Bart’s hand clenched the wheel. “I don’t want people to know my father was Nico Castillo. Especially anyone in law enforcement. I feel their judgment, see them wonder if I’m dirty and helping my father’s cartel move the drugs, you know? He ruined so many people’s lives, including yours.” He stared straight ahead, his pulse starting to pound in his ears. “Most of the time I’m okay with it, but when hostage situations like this come up, it’s hard to compartmentalize.”
She didn’t say anything, just moved closer until they were as close to shoulder-to-shoulder as they could be while seat-belted in a car— like a show of silent solidarity between the two of them. No one understood better than her that it would take time to process everything that had happened with Nico. Just having her support meant the world.
He lifted her hand to his lips and kissed the back of it. “Thanks for being here.”
“Always. You just need time. We all do.” She laid her head on his shoulder, and suddenly the burdens he’d been carrying seemed lighter with her at his side.

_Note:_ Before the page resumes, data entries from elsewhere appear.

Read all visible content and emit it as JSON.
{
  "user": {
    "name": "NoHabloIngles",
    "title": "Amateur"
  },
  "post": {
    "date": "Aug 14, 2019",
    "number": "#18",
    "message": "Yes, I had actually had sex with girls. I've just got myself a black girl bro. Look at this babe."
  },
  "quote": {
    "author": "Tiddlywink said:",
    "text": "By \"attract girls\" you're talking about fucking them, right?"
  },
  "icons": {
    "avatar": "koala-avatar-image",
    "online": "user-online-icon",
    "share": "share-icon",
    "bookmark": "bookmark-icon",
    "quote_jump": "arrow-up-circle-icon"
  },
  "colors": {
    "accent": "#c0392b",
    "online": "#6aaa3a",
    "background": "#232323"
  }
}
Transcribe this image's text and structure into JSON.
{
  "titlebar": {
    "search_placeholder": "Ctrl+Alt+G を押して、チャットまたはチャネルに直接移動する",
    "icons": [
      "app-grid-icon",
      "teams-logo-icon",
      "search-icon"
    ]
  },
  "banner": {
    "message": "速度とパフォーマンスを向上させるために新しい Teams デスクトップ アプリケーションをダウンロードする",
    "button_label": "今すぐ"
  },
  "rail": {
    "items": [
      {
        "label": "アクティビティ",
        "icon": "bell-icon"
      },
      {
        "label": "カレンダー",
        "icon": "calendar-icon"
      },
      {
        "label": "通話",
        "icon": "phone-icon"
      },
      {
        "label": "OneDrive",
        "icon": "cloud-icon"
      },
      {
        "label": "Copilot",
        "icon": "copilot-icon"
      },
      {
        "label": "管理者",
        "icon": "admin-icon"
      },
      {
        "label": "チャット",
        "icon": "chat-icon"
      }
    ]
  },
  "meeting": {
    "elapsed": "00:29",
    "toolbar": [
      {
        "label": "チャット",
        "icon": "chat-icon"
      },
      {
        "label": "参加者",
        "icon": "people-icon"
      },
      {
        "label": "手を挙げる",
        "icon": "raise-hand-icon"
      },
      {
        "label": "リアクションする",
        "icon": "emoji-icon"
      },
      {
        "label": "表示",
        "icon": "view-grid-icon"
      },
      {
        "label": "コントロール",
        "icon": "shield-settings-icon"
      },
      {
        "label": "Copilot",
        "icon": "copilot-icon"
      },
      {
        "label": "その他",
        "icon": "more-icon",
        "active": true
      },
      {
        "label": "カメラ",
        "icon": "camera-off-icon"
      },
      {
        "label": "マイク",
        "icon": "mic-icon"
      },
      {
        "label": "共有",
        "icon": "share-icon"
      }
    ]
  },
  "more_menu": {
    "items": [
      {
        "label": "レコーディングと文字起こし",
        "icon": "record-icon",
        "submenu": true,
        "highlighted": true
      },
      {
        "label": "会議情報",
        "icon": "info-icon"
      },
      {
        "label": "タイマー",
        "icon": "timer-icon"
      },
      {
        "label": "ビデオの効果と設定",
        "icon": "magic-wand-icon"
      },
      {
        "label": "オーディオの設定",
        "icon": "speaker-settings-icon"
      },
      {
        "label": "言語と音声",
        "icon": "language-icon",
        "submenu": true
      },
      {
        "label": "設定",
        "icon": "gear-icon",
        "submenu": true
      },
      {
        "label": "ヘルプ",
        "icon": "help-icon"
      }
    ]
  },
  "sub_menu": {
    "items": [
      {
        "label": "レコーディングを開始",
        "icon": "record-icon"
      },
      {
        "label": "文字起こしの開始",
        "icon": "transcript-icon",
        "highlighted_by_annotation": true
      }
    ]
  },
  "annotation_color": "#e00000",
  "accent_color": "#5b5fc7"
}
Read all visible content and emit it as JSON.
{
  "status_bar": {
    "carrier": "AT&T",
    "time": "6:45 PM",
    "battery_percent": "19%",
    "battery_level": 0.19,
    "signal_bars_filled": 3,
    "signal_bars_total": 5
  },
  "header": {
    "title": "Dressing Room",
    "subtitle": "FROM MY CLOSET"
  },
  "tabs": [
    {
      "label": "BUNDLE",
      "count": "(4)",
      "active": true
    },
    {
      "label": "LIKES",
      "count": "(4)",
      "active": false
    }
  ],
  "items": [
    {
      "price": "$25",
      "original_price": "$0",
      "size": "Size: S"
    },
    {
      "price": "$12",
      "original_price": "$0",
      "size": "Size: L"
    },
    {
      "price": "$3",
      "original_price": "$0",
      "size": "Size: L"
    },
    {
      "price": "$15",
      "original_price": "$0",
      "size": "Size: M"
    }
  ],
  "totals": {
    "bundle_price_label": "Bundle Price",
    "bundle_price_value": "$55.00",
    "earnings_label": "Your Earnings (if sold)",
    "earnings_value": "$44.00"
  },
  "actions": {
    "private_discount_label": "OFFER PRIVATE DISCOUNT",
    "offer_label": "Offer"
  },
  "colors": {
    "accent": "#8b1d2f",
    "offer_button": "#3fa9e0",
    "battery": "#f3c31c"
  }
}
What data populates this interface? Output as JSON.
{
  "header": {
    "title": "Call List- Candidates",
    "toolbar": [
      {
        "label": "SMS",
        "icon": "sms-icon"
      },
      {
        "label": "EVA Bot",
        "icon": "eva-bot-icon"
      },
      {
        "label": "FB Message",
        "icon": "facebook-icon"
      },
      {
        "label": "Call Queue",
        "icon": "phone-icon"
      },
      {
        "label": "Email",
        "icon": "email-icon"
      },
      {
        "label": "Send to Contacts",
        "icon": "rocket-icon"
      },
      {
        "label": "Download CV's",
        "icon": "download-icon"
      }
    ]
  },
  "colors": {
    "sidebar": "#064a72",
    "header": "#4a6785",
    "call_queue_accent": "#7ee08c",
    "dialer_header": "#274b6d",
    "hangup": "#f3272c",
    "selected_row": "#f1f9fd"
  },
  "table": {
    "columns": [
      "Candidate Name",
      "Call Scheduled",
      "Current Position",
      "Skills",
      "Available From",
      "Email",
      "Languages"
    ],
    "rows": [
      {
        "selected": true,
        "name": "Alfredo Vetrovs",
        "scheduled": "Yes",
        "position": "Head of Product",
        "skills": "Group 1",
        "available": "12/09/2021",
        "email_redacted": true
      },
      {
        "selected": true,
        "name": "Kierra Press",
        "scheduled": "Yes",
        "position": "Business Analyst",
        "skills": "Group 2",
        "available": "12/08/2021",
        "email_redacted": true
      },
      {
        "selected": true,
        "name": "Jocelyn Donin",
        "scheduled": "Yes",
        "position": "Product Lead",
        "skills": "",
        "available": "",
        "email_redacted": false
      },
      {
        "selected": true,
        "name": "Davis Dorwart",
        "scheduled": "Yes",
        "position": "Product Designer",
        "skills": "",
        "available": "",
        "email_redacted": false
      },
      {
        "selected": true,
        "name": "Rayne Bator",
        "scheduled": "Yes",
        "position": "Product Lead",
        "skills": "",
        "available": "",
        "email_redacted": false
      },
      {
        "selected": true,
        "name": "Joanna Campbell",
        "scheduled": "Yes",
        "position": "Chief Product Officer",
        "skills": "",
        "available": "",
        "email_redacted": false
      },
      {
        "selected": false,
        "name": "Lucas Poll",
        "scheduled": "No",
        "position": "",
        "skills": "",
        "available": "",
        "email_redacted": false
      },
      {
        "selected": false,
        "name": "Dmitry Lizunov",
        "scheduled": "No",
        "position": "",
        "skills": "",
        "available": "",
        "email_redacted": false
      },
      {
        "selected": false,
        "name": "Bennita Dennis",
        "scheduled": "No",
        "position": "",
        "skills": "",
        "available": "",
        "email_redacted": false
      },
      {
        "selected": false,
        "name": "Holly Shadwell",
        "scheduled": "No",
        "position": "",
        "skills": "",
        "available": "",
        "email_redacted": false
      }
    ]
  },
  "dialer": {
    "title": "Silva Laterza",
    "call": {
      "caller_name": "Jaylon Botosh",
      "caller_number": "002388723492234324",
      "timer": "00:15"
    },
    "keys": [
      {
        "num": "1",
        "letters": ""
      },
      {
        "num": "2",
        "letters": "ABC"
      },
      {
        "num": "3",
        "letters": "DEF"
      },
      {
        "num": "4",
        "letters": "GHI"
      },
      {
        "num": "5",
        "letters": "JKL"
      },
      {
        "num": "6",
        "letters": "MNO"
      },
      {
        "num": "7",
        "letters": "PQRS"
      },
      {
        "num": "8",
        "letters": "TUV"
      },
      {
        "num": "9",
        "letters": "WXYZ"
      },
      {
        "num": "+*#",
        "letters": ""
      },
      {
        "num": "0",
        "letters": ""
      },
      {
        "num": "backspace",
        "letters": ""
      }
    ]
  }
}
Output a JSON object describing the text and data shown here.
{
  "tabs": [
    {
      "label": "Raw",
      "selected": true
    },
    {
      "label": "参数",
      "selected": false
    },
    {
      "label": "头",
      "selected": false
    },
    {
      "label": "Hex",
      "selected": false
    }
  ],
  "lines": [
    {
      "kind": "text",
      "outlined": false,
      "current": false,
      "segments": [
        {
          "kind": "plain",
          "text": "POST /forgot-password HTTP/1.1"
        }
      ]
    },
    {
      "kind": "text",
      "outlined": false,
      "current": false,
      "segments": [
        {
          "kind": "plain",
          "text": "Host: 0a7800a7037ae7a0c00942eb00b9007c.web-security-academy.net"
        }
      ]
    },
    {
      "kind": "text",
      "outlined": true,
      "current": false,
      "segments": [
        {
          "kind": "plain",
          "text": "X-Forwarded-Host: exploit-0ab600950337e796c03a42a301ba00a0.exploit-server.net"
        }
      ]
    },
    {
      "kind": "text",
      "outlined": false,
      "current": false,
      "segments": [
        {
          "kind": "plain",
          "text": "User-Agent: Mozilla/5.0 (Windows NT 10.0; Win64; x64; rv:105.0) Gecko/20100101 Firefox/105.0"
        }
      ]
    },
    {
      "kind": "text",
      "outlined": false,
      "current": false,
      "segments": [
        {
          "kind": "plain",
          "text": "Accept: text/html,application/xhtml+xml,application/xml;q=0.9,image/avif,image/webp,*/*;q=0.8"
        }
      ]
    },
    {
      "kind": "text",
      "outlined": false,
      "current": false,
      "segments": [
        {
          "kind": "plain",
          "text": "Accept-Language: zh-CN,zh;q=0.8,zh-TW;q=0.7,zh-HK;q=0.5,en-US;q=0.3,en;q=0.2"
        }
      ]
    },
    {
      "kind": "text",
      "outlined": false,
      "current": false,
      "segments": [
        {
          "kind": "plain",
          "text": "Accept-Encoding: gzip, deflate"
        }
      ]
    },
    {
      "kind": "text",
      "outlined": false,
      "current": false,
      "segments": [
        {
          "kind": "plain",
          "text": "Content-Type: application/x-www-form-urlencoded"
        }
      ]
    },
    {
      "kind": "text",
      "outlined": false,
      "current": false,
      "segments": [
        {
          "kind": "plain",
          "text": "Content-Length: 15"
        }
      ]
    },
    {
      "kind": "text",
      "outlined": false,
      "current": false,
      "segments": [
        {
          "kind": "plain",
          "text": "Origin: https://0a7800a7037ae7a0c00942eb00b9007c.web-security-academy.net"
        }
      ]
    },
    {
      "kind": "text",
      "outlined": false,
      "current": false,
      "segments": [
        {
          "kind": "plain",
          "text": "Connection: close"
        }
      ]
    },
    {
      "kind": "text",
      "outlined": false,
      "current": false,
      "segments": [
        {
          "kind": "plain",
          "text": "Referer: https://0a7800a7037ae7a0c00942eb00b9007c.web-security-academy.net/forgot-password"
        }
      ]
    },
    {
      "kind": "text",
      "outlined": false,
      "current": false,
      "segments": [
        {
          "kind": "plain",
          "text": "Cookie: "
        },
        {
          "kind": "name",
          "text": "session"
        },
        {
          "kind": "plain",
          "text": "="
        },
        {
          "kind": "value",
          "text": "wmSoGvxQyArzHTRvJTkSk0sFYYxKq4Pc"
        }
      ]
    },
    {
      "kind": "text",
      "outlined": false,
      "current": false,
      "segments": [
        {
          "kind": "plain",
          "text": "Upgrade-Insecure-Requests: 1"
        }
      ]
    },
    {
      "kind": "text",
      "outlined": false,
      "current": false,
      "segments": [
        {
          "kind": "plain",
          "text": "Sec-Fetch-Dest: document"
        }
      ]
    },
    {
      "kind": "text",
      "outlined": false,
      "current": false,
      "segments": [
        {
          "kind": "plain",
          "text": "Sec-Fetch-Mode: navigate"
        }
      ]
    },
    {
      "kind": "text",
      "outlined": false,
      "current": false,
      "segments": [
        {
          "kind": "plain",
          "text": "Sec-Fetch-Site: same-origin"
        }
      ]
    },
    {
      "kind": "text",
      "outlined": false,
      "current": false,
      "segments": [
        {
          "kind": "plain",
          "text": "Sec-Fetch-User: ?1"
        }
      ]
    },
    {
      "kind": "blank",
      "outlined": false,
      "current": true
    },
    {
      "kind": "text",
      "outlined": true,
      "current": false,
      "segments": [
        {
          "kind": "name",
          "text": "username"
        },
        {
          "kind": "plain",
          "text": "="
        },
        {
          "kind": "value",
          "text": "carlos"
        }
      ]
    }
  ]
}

Too soon, they pulled into the parking lot of the reception hall. The Forget Me Not van was near a side entrance, and Bart pulled up next to it, wishing he hadn’t used their precious time together to talk about his father. At the same time, though, if they were going to move forward, they had to be open and honest with each other.
“You know, I’m mostly feeling good about things when it comes to my dad and how his actions have affected me. Sometimes it’s hard to have my integrity questioned.” He ran a hand through his hair. “I’m just tired.”
Lucy shook her head. “I worked for your father for five years, and I question myself sometimes. Maybe I should have done things differently. Stopped him sooner. Maybe even been more compassionate at the end.” She leaned over the console and gave him a quick kiss on the cheek. “Second-guessing yourself never does any good. Neither does questioning the man you are because of what your dad did. Or caring what others think they know about you. But I’m always here to listen if you need to talk about it. You’ve got a family, too. Don’t forget that.”
She tossed his own words back at him and his heart skipped a beat.
“I’m counting on it.” He put the car into park and turned the last inch to press her to him, his mouth finding hers. Her hand came up to stroke his jaw, and combined with her soft lips exploring his, everything else faded away and there was only her— them.
“I’m falling in love with you, you know,” he whispered when they came up for air.
“I’m already there,” she whispered back.
He wanted to kiss her again, to show what those words really meant to him, but out of the corner of his eye he could see his mother waving to them. With a deep sigh, he knew his time alone with Lucy was over for the moment, but he was glad for what they’d had. “Are we going to pick this up later?” he asked in a low voice.
Lucy reached for the door handle, but smiled over her shoulder. “Definitely.”
He got out and followed behind her as they joined his mother. These two women meant more to him than anything else in the world, and seeing Lucy in their little circle brought a grin to his face.
Family. He liked the sound of that.
Family. He liked the sound of that.